<<<<
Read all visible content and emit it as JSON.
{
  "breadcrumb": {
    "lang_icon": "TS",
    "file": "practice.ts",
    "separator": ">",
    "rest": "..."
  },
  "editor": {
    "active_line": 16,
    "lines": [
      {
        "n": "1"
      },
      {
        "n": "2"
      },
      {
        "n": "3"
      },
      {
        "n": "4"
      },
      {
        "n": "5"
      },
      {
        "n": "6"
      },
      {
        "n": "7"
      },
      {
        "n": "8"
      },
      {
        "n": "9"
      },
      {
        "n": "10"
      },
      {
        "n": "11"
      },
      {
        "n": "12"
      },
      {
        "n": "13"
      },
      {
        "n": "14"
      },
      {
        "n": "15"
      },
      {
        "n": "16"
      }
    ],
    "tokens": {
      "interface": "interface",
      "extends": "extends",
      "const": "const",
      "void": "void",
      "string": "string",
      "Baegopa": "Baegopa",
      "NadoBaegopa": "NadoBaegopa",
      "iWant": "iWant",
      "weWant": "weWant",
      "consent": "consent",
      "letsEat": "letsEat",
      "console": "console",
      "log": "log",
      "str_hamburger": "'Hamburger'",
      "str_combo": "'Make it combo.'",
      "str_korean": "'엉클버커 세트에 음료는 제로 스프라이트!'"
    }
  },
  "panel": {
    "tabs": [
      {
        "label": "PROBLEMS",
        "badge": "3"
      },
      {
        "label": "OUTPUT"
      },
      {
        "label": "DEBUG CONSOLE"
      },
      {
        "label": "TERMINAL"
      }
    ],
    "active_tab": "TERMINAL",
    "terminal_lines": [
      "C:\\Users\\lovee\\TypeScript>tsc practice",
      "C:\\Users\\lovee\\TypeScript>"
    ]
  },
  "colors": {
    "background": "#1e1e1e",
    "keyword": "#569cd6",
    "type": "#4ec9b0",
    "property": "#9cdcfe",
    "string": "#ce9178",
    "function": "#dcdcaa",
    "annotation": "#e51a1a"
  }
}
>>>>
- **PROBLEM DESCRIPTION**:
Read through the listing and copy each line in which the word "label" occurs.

- **ANSWER BELOW**:
        "label": "PROBLEMS",
        "label": "OUTPUT"
        "label": "DEBUG CONSOLE"
        "label": "TERMINAL"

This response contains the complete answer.